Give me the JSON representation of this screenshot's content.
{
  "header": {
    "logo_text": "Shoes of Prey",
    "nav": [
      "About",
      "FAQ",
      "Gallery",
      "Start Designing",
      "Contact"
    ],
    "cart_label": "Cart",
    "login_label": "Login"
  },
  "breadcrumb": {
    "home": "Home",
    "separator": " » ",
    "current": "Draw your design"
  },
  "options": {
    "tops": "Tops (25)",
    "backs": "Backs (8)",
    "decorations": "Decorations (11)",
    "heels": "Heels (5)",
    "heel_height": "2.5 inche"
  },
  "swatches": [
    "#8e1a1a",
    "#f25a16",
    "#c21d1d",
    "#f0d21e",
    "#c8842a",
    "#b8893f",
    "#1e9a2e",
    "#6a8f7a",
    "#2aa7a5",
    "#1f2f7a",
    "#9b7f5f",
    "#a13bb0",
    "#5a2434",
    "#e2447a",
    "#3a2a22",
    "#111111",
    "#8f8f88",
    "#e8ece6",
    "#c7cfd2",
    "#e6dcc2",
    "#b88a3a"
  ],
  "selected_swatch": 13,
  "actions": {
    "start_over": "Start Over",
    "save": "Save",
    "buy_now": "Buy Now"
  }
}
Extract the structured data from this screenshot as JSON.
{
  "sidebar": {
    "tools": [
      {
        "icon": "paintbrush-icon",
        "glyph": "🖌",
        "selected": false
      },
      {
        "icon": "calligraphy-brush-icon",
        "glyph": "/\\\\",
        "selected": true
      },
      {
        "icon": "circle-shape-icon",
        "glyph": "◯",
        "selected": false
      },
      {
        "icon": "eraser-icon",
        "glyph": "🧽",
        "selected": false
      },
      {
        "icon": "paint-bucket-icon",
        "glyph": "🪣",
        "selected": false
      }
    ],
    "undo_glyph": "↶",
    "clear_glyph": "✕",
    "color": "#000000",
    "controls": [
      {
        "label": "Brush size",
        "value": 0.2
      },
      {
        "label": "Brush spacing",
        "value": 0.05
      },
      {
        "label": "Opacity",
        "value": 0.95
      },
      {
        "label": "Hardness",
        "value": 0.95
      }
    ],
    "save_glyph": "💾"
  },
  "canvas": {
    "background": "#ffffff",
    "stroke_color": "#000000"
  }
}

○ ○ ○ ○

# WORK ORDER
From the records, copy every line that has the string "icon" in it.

# RESPONSE TO THIS EXERCISE
        "icon": "paintbrush-icon",
        "icon": "calligraphy-brush-icon",
        "icon": "circle-shape-icon",
        "icon": "eraser-icon",
        "icon": "paint-bucket-icon",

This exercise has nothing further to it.